However, courts will typically refuse to let employers see expunged records. After all, these records were expunged to prevent potential employers from accessing them. But if the employer has a good reason, the court will likely allow them to see them.
Common Fingerprint Background Check Myths
As we’ve mentioned, the FBI has been using fingerprints to keep records and conduct background checks for nearly a hundred years. And the process has been digitized since 1999.
Yet there are a lot of misconceptions about fingerprint scanning and background checks. So we’ve combined a quick list of common myths and misconceptions and debunked them for you.
They Only Show Criminal History
Perhaps this myth stems from the natural association between background checks and criminal history. But in reality, fingerprint background checks reveal any legal incidents in which your fingerprints were taken.
This includes your criminal history, of course. Since the police take your fingerprints while processing you after an arrest, your past convictions and outcomes will also naturally appear on these checks.
But fingerprints can also reveal civil records since other organizations apart from potential employers may also use fingerprint background checks.
DMVs, for example, can use them to see your traffic history and determine if you’re eligible for licensing. And vehicle insurers can view your motor vehicle accident history before they set your premiums.
Identical Twins Have Similar Fingerprints

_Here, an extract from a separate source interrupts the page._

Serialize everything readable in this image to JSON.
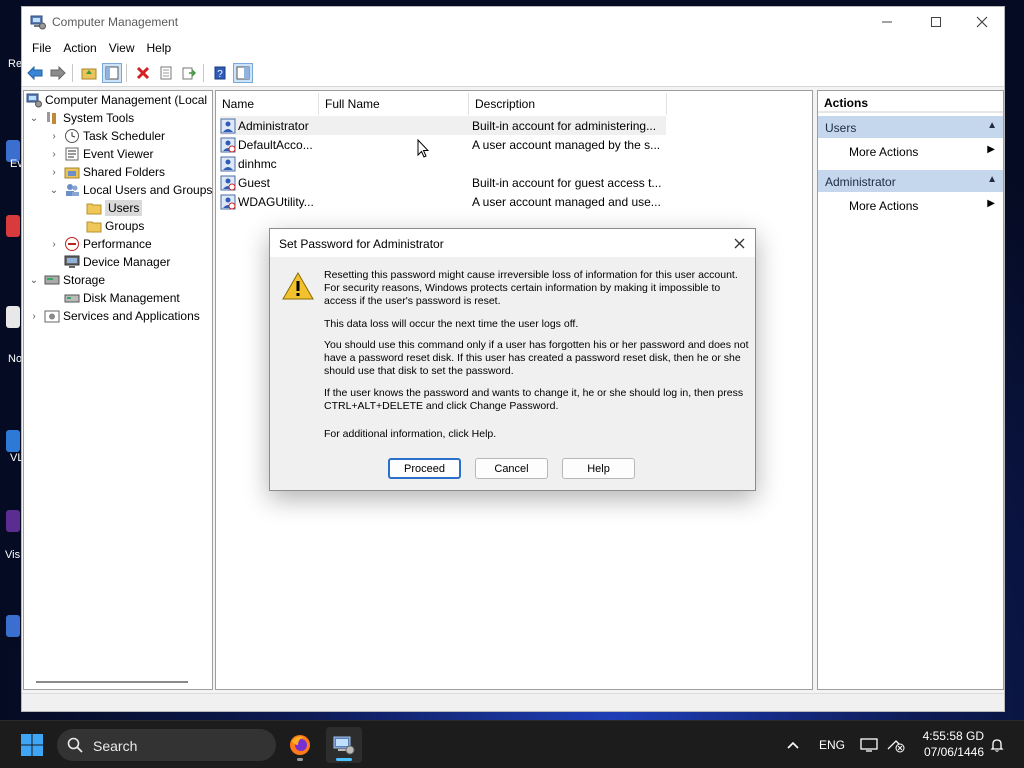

This is a common myth and a cause of concern for people whose identical twin has an extensive criminal past. But while identical twins have the same DNA, their fingerprints are different.
They Take Too Long to Return
We don’t live in the 20th century anymore where it could take months for the government to take your ink-stamped fingerprints and manually look up your records in a technical crime laboratory. Nowadays, fingerprint background checks typically take 1-3 days to complete.
The Bottom Line
Fingerprint scans are often considered the gold standard of criminal background checks. Since fingerprints are unique, people can’t lie on their applications by providing fake information, a common tactic among people trying to hide their criminal past.
Fortunately, states have limitations on how far back employers can view your criminal record through any background checks, including fingerprint background checks. This ensures people with a criminal history aren’t forever shunned from society and forced to work menial jobs.
Most states won’t give your employers records older than seven years, but there are exceptions with five or ten years.
If you have a criminal history and are trying to find work, we understand this sounds like too much time, but there’s no way around it, and you shouldn’t try to hide your criminal record while applying. So check your state’s limitations and wait it out.